* How to complete this task:
Reproduce the data exactly and drop any pictures it holds.

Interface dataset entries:
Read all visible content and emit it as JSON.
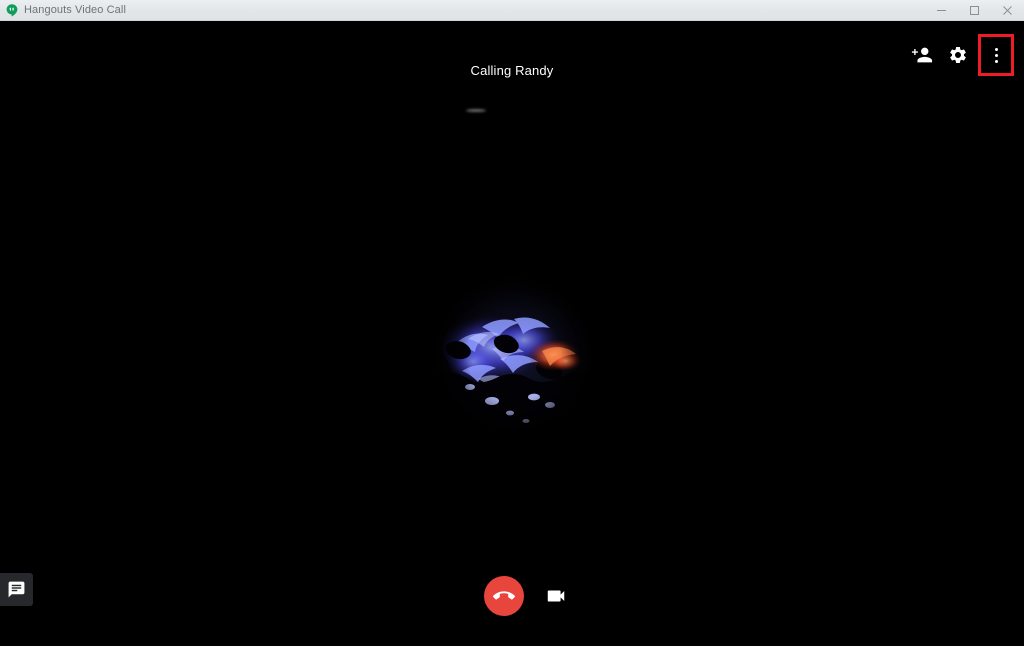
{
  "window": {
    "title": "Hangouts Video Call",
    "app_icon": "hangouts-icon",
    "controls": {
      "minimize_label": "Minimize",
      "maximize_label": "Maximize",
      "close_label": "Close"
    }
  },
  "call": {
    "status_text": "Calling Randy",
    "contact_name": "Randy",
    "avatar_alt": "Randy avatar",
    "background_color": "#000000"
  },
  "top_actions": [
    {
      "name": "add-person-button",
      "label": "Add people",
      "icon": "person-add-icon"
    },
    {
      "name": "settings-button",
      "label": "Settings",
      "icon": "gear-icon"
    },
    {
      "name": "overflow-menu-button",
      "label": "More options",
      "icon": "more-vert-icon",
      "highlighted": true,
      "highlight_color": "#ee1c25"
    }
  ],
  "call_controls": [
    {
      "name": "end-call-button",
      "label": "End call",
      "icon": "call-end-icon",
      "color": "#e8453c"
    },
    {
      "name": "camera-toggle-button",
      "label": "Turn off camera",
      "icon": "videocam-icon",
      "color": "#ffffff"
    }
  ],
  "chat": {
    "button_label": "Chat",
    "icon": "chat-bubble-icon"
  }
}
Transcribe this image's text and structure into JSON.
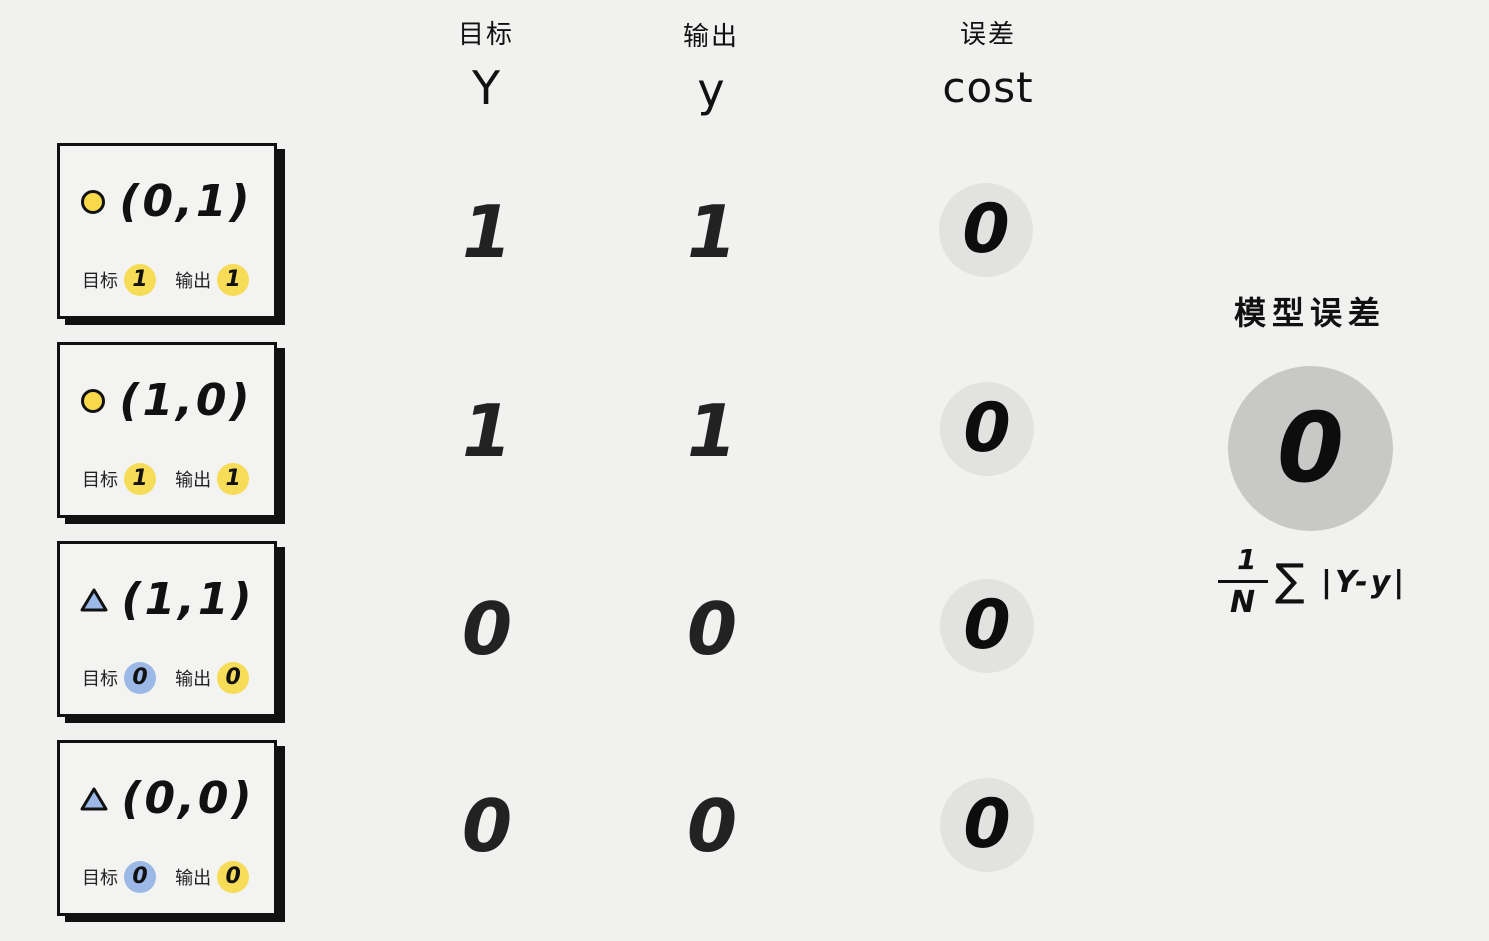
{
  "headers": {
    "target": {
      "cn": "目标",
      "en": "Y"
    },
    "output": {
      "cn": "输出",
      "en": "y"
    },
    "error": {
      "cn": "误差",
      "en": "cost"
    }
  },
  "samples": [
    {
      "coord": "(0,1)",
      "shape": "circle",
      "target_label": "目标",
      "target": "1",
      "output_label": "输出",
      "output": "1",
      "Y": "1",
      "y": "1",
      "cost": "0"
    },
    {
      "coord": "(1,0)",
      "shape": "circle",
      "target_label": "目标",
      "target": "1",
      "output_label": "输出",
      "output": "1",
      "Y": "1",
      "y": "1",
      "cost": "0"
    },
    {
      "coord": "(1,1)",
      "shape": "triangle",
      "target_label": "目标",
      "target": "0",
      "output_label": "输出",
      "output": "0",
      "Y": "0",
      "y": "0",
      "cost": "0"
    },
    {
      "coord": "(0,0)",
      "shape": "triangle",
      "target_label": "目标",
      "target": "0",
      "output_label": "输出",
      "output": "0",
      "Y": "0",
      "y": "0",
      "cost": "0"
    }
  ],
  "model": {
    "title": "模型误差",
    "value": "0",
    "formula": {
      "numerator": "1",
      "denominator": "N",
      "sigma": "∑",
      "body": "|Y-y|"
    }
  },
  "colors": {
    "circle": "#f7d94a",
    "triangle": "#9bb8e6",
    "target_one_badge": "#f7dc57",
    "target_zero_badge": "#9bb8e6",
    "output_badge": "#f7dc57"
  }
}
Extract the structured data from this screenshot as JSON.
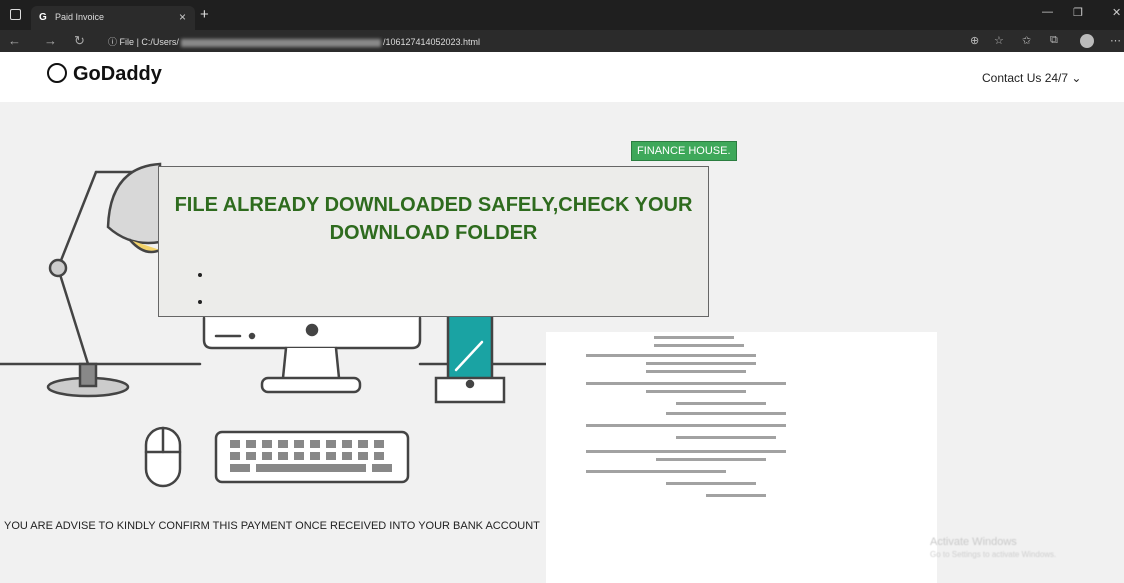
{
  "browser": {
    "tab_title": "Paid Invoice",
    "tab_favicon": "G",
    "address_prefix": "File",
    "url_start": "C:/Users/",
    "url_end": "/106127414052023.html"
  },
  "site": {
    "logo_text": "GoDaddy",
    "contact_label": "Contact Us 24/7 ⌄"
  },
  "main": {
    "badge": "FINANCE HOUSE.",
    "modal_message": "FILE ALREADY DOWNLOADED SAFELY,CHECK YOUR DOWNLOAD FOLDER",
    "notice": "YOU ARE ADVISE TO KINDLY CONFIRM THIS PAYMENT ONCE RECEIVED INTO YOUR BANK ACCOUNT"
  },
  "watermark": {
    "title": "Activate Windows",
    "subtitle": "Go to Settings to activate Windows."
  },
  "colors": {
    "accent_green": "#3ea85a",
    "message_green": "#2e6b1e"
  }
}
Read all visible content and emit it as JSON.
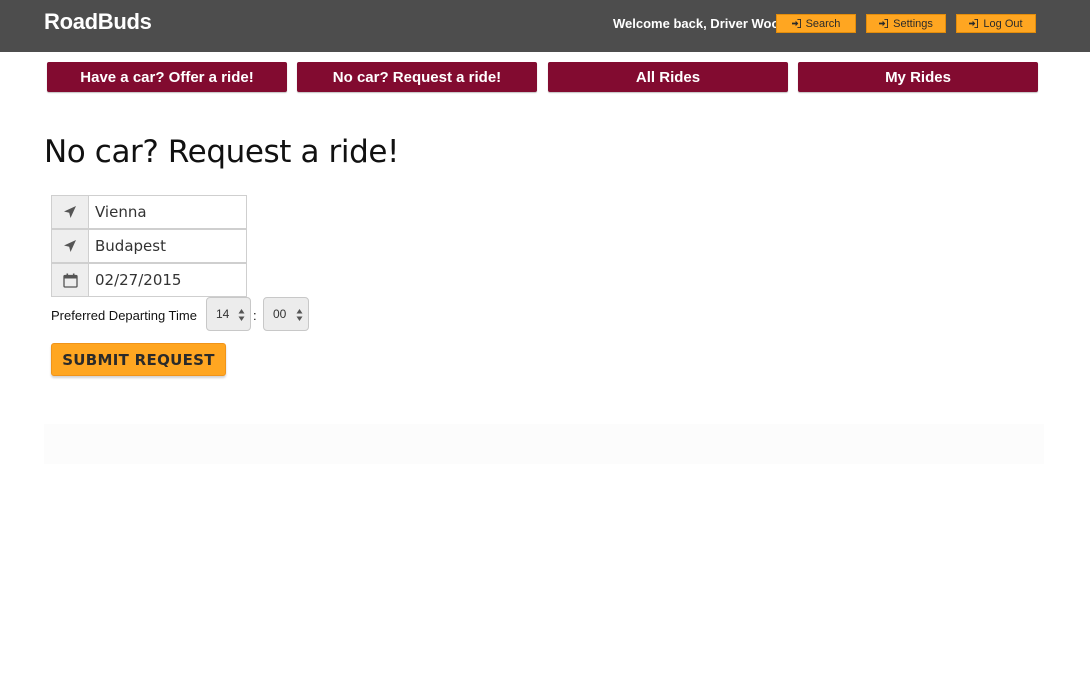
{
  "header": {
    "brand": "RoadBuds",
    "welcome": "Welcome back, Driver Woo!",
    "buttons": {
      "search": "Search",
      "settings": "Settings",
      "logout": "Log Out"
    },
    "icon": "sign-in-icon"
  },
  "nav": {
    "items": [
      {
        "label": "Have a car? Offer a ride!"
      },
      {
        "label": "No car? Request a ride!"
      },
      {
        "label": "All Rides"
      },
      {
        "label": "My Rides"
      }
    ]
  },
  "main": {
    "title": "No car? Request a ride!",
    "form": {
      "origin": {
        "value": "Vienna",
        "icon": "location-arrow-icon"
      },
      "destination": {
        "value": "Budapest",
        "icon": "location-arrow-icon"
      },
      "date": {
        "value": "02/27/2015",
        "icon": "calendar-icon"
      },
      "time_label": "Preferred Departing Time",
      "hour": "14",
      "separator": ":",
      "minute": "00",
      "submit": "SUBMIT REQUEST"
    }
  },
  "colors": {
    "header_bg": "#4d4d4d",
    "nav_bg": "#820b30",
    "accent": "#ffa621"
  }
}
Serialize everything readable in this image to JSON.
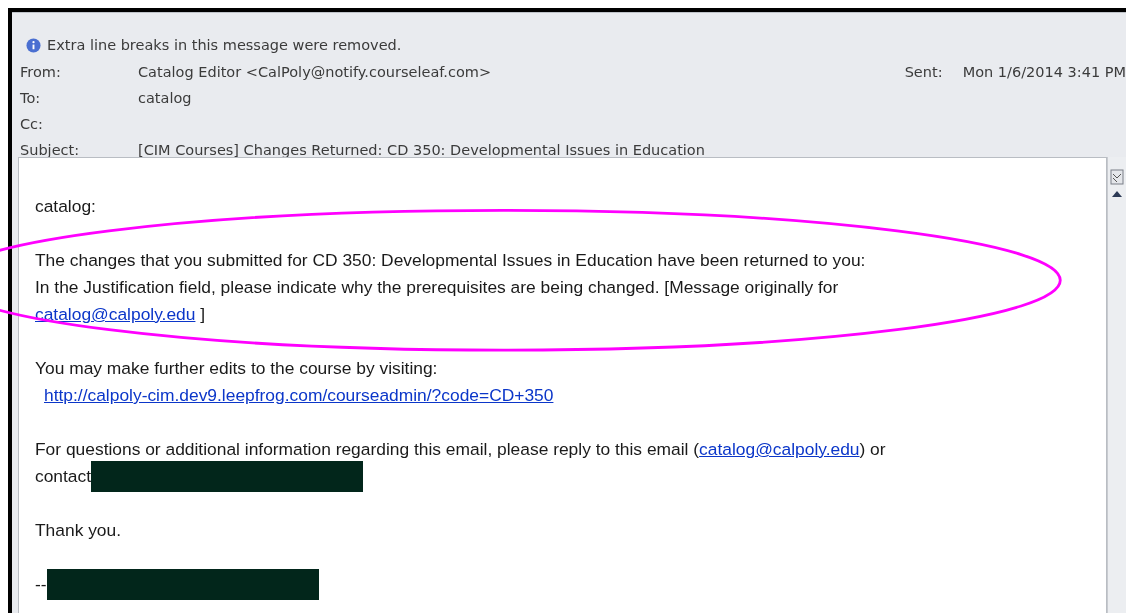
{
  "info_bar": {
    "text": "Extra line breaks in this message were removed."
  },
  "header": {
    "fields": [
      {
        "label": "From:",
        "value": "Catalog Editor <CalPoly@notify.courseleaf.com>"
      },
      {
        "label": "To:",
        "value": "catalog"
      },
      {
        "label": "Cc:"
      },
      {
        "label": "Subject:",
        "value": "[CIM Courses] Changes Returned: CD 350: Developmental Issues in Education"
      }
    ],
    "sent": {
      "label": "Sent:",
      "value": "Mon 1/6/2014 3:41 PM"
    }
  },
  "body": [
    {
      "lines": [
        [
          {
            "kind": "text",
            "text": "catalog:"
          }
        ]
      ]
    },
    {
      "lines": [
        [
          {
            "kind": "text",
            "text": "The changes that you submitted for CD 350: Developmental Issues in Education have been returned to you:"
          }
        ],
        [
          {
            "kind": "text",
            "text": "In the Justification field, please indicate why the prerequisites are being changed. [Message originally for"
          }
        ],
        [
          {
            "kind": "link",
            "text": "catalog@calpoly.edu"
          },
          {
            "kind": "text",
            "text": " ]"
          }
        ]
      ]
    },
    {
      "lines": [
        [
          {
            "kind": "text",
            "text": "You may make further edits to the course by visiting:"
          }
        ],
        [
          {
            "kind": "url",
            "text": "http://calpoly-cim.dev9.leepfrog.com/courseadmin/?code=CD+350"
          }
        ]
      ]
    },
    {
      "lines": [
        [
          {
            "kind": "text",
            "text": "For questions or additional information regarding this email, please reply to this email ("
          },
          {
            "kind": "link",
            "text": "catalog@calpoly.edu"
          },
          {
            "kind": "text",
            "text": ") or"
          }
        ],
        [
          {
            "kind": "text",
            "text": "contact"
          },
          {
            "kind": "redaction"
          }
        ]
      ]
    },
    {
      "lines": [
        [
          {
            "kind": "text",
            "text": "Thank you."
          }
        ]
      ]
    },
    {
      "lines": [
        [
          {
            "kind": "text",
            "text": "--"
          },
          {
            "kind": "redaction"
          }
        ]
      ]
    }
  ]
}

* Response:
Read all visible content and emit it as JSON.
{
  "window": {
    "title": "Hangouts Video Call",
    "app_icon": "hangouts-icon",
    "controls": {
      "minimize_label": "Minimize",
      "maximize_label": "Maximize",
      "close_label": "Close"
    }
  },
  "call": {
    "status_text": "Calling Randy",
    "contact_name": "Randy",
    "avatar_alt": "Randy avatar",
    "background_color": "#000000"
  },
  "top_actions": [
    {
      "name": "add-person-button",
      "label": "Add people",
      "icon": "person-add-icon"
    },
    {
      "name": "settings-button",
      "label": "Settings",
      "icon": "gear-icon"
    },
    {
      "name": "overflow-menu-button",
      "label": "More options",
      "icon": "more-vert-icon",
      "highlighted": true,
      "highlight_color": "#ee1c25"
    }
  ],
  "call_controls": [
    {
      "name": "end-call-button",
      "label": "End call",
      "icon": "call-end-icon",
      "color": "#e8453c"
    },
    {
      "name": "camera-toggle-button",
      "label": "Turn off camera",
      "icon": "videocam-icon",
      "color": "#ffffff"
    }
  ],
  "chat": {
    "button_label": "Chat",
    "icon": "chat-bubble-icon"
  }
}
Transcribe this image's text and structure into JSON.
{
  "headers": {
    "target": {
      "cn": "目标",
      "en": "Y"
    },
    "output": {
      "cn": "输出",
      "en": "y"
    },
    "error": {
      "cn": "误差",
      "en": "cost"
    }
  },
  "samples": [
    {
      "coord": "(0,1)",
      "shape": "circle",
      "target_label": "目标",
      "target": "1",
      "output_label": "输出",
      "output": "1",
      "Y": "1",
      "y": "1",
      "cost": "0"
    },
    {
      "coord": "(1,0)",
      "shape": "circle",
      "target_label": "目标",
      "target": "1",
      "output_label": "输出",
      "output": "1",
      "Y": "1",
      "y": "1",
      "cost": "0"
    },
    {
      "coord": "(1,1)",
      "shape": "triangle",
      "target_label": "目标",
      "target": "0",
      "output_label": "输出",
      "output": "0",
      "Y": "0",
      "y": "0",
      "cost": "0"
    },
    {
      "coord": "(0,0)",
      "shape": "triangle",
      "target_label": "目标",
      "target": "0",
      "output_label": "输出",
      "output": "0",
      "Y": "0",
      "y": "0",
      "cost": "0"
    }
  ],
  "model": {
    "title": "模型误差",
    "value": "0",
    "formula": {
      "numerator": "1",
      "denominator": "N",
      "sigma": "∑",
      "body": "|Y-y|"
    }
  },
  "colors": {
    "circle": "#f7d94a",
    "triangle": "#9bb8e6",
    "target_one_badge": "#f7dc57",
    "target_zero_badge": "#9bb8e6",
    "output_badge": "#f7dc57"
  }
}
Extract the structured data from this screenshot as JSON.
{
  "browser": {
    "tab_title": "Paid Invoice",
    "tab_favicon": "G",
    "address_prefix": "File",
    "url_start": "C:/Users/",
    "url_end": "/106127414052023.html"
  },
  "site": {
    "logo_text": "GoDaddy",
    "contact_label": "Contact Us 24/7 ⌄"
  },
  "main": {
    "badge": "FINANCE HOUSE.",
    "modal_message": "FILE ALREADY DOWNLOADED SAFELY,CHECK YOUR DOWNLOAD FOLDER",
    "notice": "YOU ARE ADVISE TO KINDLY CONFIRM THIS PAYMENT ONCE RECEIVED INTO YOUR BANK ACCOUNT"
  },
  "watermark": {
    "title": "Activate Windows",
    "subtitle": "Go to Settings to activate Windows."
  },
  "colors": {
    "accent_green": "#3ea85a",
    "message_green": "#2e6b1e"
  }
}
Read all visible content and emit it as JSON.
{
  "header": {
    "brand": "RoadBuds",
    "welcome": "Welcome back, Driver Woo!",
    "buttons": {
      "search": "Search",
      "settings": "Settings",
      "logout": "Log Out"
    },
    "icon": "sign-in-icon"
  },
  "nav": {
    "items": [
      {
        "label": "Have a car? Offer a ride!"
      },
      {
        "label": "No car? Request a ride!"
      },
      {
        "label": "All Rides"
      },
      {
        "label": "My Rides"
      }
    ]
  },
  "main": {
    "title": "No car? Request a ride!",
    "form": {
      "origin": {
        "value": "Vienna",
        "icon": "location-arrow-icon"
      },
      "destination": {
        "value": "Budapest",
        "icon": "location-arrow-icon"
      },
      "date": {
        "value": "02/27/2015",
        "icon": "calendar-icon"
      },
      "time_label": "Preferred Departing Time",
      "hour": "14",
      "separator": ":",
      "minute": "00",
      "submit": "SUBMIT REQUEST"
    }
  },
  "colors": {
    "header_bg": "#4d4d4d",
    "nav_bg": "#820b30",
    "accent": "#ffa621"
  }
}
Serialize everything readable in this image to JSON.
{
  "info_bar": {
    "text": "Extra line breaks in this message were removed."
  },
  "header": {
    "fields": [
      {
        "label": "From:",
        "value": "Catalog Editor <CalPoly@notify.courseleaf.com>"
      },
      {
        "label": "To:",
        "value": "catalog"
      },
      {
        "label": "Cc:"
      },
      {
        "label": "Subject:",
        "value": "[CIM Courses] Changes Returned: CD 350: Developmental Issues in Education"
      }
    ],
    "sent": {
      "label": "Sent:",
      "value": "Mon 1/6/2014 3:41 PM"
    }
  },
  "body": [
    {
      "lines": [
        [
          {
            "kind": "text",
            "text": "catalog:"
          }
        ]
      ]
    },
    {
      "lines": [
        [
          {
            "kind": "text",
            "text": "The changes that you submitted for CD 350: Developmental Issues in Education have been returned to you:"
          }
        ],
        [
          {
            "kind": "text",
            "text": "In the Justification field, please indicate why the prerequisites are being changed. [Message originally for"
          }
        ],
        [
          {
            "kind": "link",
            "text": "catalog@calpoly.edu"
          },
          {
            "kind": "text",
            "text": " ]"
          }
        ]
      ]
    },
    {
      "lines": [
        [
          {
            "kind": "text",
            "text": "You may make further edits to the course by visiting:"
          }
        ],
        [
          {
            "kind": "url",
            "text": "http://calpoly-cim.dev9.leepfrog.com/courseadmin/?code=CD+350"
          }
        ]
      ]
    },
    {
      "lines": [
        [
          {
            "kind": "text",
            "text": "For questions or additional information regarding this email, please reply to this email ("
          },
          {
            "kind": "link",
            "text": "catalog@calpoly.edu"
          },
          {
            "kind": "text",
            "text": ") or"
          }
        ],
        [
          {
            "kind": "text",
            "text": "contact"
          },
          {
            "kind": "redaction"
          }
        ]
      ]
    },
    {
      "lines": [
        [
          {
            "kind": "text",
            "text": "Thank you."
          }
        ]
      ]
    },
    {
      "lines": [
        [
          {
            "kind": "text",
            "text": "--"
          },
          {
            "kind": "redaction"
          }
        ]
      ]
    }
  ]
}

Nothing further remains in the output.